Stories without recipes

Expect the Unexpected (Always)

Wednesday, April 25, 2007

To learn about the issues surrounding the 2007 Farm Bill, go here.

To send a letter to Congress asking your representative to help change the Farm Bill, go here.

To send a letter to the Secretary of the USDA asking for changes in the Farm Bill, go here. (USDA says comments on the 2007 Farm Bill are "closed." I say, it ain't over 'til the fat lady sings.)

To find out about the book I'm writing for Algonquin Books, go here.

If you'd like to receive (infrequent and very short) e-mails when I have pieces on npr.org, sign up here.

New post up every Wednesday. Thanks for stopping by.


he other day, when I picked 5-year-old P up from school, I asked how her day had been. Bad, she said. Da boys were saying dey could see my underwear. Then her eyes welled up and her lip started trembling.

Since spring seems to have arrived in New England (finally), P had been wearing a dress for the first time in months. As my precious little girl looked at me, her big brown eyes about to brim over with tears, I opened my mouth wide in shock and raised my eyebrows high. That would have made me so mad, I said firmly. She looked a little confused. Were you mad? I asked. She nodded, laughed, then buckled her stuffed animal into the seat next to hers.

As we drove home, I wondered what lesson I wanted her to take away from all this, but while I was busy mulling, she said, Tomorrow, [my friend] N wants me to wear a dress again, but I know what I can do. I can wear shorts under my dress.

And that was that. Problem solved, by my 5-year-old. Somehow, just this once, Id done everything right. Id taught my girl that she doesnt have to let other people ruin her day, and by keeping my mouth shut long enough to let her think, she was able to come up with a solution all by herself. I was so proud of her, and pretty high on myself too.

Until the next morning, when she burst into tears because she didnt want to wear shorts under her dress. (And why should she have to?) That was when I told 11-year-old E to get ready to kick some 6-year-old-boy butt.

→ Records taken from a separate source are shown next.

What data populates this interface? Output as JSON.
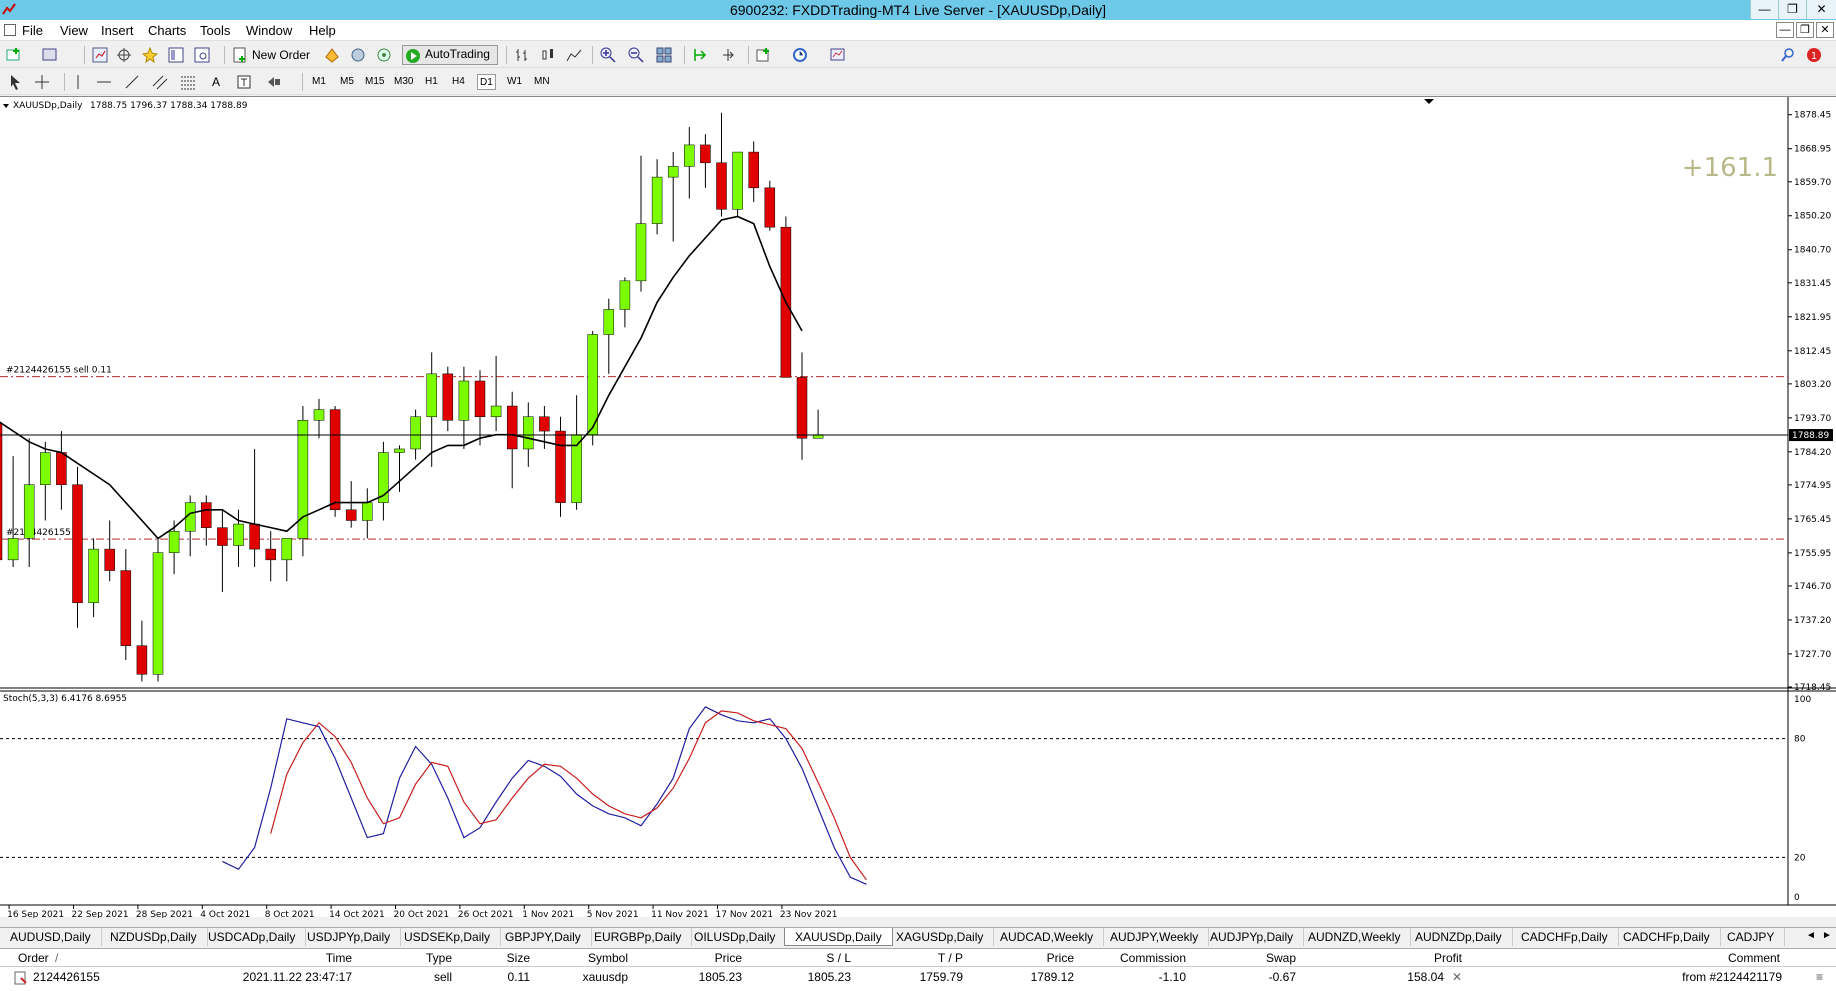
{
  "window": {
    "title": "6900232: FXDDTrading-MT4 Live Server - [XAUUSDp,Daily]"
  },
  "menu": [
    "File",
    "View",
    "Insert",
    "Charts",
    "Tools",
    "Window",
    "Help"
  ],
  "toolbar": {
    "new_order": "New Order",
    "auto_trading": "AutoTrading"
  },
  "timeframes": [
    "M1",
    "M5",
    "M15",
    "M30",
    "H1",
    "H4",
    "D1",
    "W1",
    "MN"
  ],
  "active_timeframe": "D1",
  "colors": {
    "bull": "#7cfc00",
    "bear": "#e00000",
    "stoch_main": "#1f1fa0",
    "stoch_signal": "#c81e1e",
    "order_line": "#b03030",
    "profit_text": "#b8b88a"
  },
  "chart_data": {
    "type": "candlestick",
    "symbol_label": "XAUUSDp,Daily",
    "ohlc_label": "1788.75 1796.37 1788.34 1788.89",
    "profit_label": "+161.1",
    "current_price_label": "1788.89",
    "current_price": 1788.89,
    "order_line_sell": {
      "label": "#2124426155 sell 0.11",
      "price": 1805.23
    },
    "order_line_tp": {
      "label": "#2124426155 tp",
      "price": 1759.79
    },
    "ylim": [
      1718.45,
      1882.0
    ],
    "price_ticks": [
      "1878.45",
      "1868.95",
      "1859.70",
      "1850.20",
      "1840.70",
      "1831.45",
      "1821.95",
      "1812.45",
      "1803.20",
      "1793.70",
      "1784.20",
      "1774.95",
      "1765.45",
      "1755.95",
      "1746.70",
      "1737.20",
      "1727.70",
      "1718.45"
    ],
    "date_labels": [
      "16 Sep 2021",
      "22 Sep 2021",
      "28 Sep 2021",
      "4 Oct 2021",
      "8 Oct 2021",
      "14 Oct 2021",
      "20 Oct 2021",
      "26 Oct 2021",
      "1 Nov 2021",
      "5 Nov 2021",
      "11 Nov 2021",
      "17 Nov 2021",
      "23 Nov 2021"
    ],
    "date_label_bars": [
      1,
      5,
      9,
      13,
      17,
      21,
      25,
      29,
      33,
      37,
      41,
      45,
      49
    ],
    "candles": [
      [
        1792,
        1796,
        1753,
        1754
      ],
      [
        1754,
        1783,
        1752,
        1760
      ],
      [
        1760,
        1788,
        1752,
        1775
      ],
      [
        1775,
        1787,
        1765,
        1784
      ],
      [
        1784,
        1790,
        1768,
        1775
      ],
      [
        1775,
        1780,
        1735,
        1742
      ],
      [
        1742,
        1760,
        1738,
        1757
      ],
      [
        1757,
        1765,
        1748,
        1751
      ],
      [
        1751,
        1757,
        1726,
        1730
      ],
      [
        1730,
        1737,
        1720,
        1722
      ],
      [
        1722,
        1760,
        1720,
        1756
      ],
      [
        1756,
        1765,
        1750,
        1762
      ],
      [
        1762,
        1772,
        1755,
        1770
      ],
      [
        1770,
        1772,
        1758,
        1763
      ],
      [
        1763,
        1768,
        1745,
        1758
      ],
      [
        1758,
        1768,
        1752,
        1764
      ],
      [
        1764,
        1785,
        1752,
        1757
      ],
      [
        1757,
        1762,
        1748,
        1754
      ],
      [
        1754,
        1760,
        1748,
        1760
      ],
      [
        1760,
        1797,
        1755,
        1793
      ],
      [
        1793,
        1799,
        1788,
        1796
      ],
      [
        1796,
        1797,
        1766,
        1768
      ],
      [
        1768,
        1776,
        1763,
        1765
      ],
      [
        1765,
        1774,
        1760,
        1770
      ],
      [
        1770,
        1787,
        1765,
        1784
      ],
      [
        1784,
        1786,
        1773,
        1785
      ],
      [
        1785,
        1796,
        1782,
        1794
      ],
      [
        1794,
        1812,
        1780,
        1806
      ],
      [
        1806,
        1808,
        1790,
        1793
      ],
      [
        1793,
        1808,
        1785,
        1804
      ],
      [
        1804,
        1807,
        1786,
        1794
      ],
      [
        1794,
        1811,
        1790,
        1797
      ],
      [
        1797,
        1801,
        1774,
        1785
      ],
      [
        1785,
        1798,
        1780,
        1794
      ],
      [
        1794,
        1797,
        1785,
        1790
      ],
      [
        1790,
        1794,
        1766,
        1770
      ],
      [
        1770,
        1800,
        1768,
        1789
      ],
      [
        1789,
        1818,
        1786,
        1817
      ],
      [
        1817,
        1827,
        1806,
        1824
      ],
      [
        1824,
        1833,
        1819,
        1832
      ],
      [
        1832,
        1867,
        1829,
        1848
      ],
      [
        1848,
        1866,
        1845,
        1861
      ],
      [
        1861,
        1868,
        1843,
        1864
      ],
      [
        1864,
        1875,
        1855,
        1870
      ],
      [
        1870,
        1873,
        1858,
        1865
      ],
      [
        1865,
        1879,
        1850,
        1852
      ],
      [
        1852,
        1867,
        1850,
        1868
      ],
      [
        1868,
        1871,
        1854,
        1858
      ],
      [
        1858,
        1860,
        1846,
        1847
      ],
      [
        1847,
        1850,
        1805,
        1805
      ],
      [
        1805,
        1812,
        1782,
        1788
      ],
      [
        1788,
        1796,
        1788,
        1789
      ]
    ],
    "ma": [
      1793,
      1790,
      1787,
      1785,
      1784,
      1781,
      1778,
      1775,
      1770,
      1765,
      1760,
      1763,
      1767,
      1768,
      1768,
      1765,
      1764,
      1763,
      1762,
      1766,
      1768,
      1770,
      1770,
      1770,
      1772,
      1776,
      1780,
      1784,
      1786,
      1786,
      1788,
      1789,
      1789,
      1788,
      1787,
      1786,
      1786,
      1791,
      1800,
      1808,
      1816,
      1826,
      1833,
      1839,
      1844,
      1849,
      1850,
      1848,
      1836,
      1826,
      1818
    ],
    "stoch_label": "Stoch(5,3,3) 6.4176 8.6955",
    "stoch_levels": [
      80,
      20
    ],
    "stoch_ticks": [
      "100",
      "80",
      "20",
      "0"
    ],
    "stoch_main": [
      null,
      null,
      null,
      null,
      null,
      null,
      null,
      18,
      14,
      25,
      55,
      90,
      88,
      86,
      70,
      50,
      30,
      32,
      60,
      76,
      67,
      50,
      30,
      35,
      48,
      60,
      69,
      66,
      61,
      52,
      46,
      42,
      40,
      36,
      47,
      60,
      85,
      96,
      92,
      89,
      88,
      90,
      80,
      65,
      45,
      25,
      10,
      6.4176
    ],
    "stoch_signal": [
      null,
      null,
      null,
      null,
      null,
      null,
      null,
      null,
      null,
      null,
      32,
      62,
      78,
      88,
      81,
      68,
      50,
      37,
      40,
      57,
      68,
      66,
      48,
      37,
      39,
      50,
      60,
      67,
      66,
      60,
      52,
      46,
      42,
      40,
      45,
      55,
      70,
      88,
      94,
      93,
      89,
      87,
      85,
      75,
      58,
      40,
      20,
      8.6955
    ],
    "stoch_start_bar": 7
  },
  "symbol_tabs": [
    "AUDUSD,Daily",
    "NZDUSDp,Daily",
    "USDCADp,Daily",
    "USDJPYp,Daily",
    "USDSEKp,Daily",
    "GBPJPY,Daily",
    "EURGBPp,Daily",
    "OILUSDp,Daily",
    "XAUUSDp,Daily",
    "XAGUSDp,Daily",
    "AUDCAD,Weekly",
    "AUDJPY,Weekly",
    "AUDJPYp,Daily",
    "AUDNZD,Weekly",
    "AUDNZDp,Daily",
    "CADCHFp,Daily",
    "CADCHFp,Daily",
    "CADJPY"
  ],
  "active_tab": "XAUUSDp,Daily",
  "orders": {
    "headers": [
      "Order",
      "Time",
      "Type",
      "Size",
      "Symbol",
      "Price",
      "S / L",
      "T / P",
      "Price",
      "Commission",
      "Swap",
      "Profit",
      "Comment"
    ],
    "rows": [
      [
        "2124426155",
        "2021.11.22 23:47:17",
        "sell",
        "0.11",
        "xauusdp",
        "1805.23",
        "1805.23",
        "1759.79",
        "1789.12",
        "-1.10",
        "-0.67",
        "158.04",
        "from #2124421179"
      ]
    ]
  }
}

Really? hed asked incredulously. No, I said, not really. BD and I stopped harboring sick revenge fantasies against kindergarteners long enough to focus on getting P dressed. We found a dress thats way too big on her, one that almost reaches her ankles; in other words, a dress that would allow for no undergarment sightings. We all felt better. Then we gave her a kiss and sent her off to school without her lunch. (Oops  guess we got distracted.)

That afternoon E asked how her day had been. Fine, she replied, except

At that, I was mentally pushing up my sleeves, calling the teacher, pulling aside the parents of these boys (not to mention, giving E the nod to do whatevers necessary) -

What happened? a concerned E asked.

I stepped in dog poo.

updated 7 years ago

ADD COMMENT

TammySunday, April 29th 2007 9:49PM

I'm impressed by your restraint. My emotions always run away with me (not too far, but far enough).
{}
{}So nice to meet another Boston food writer!

Hi Tammy,

Nice to meet you too!

MiaWednesday, April 25th 2007 8:04PM

Poor baby! Stupid boys and dog poo = the same thing!

I know what you're saying, and on a bad day I'd have to completely agree, but - I do also have both a husband and a son, so I'll have to be circumspect here!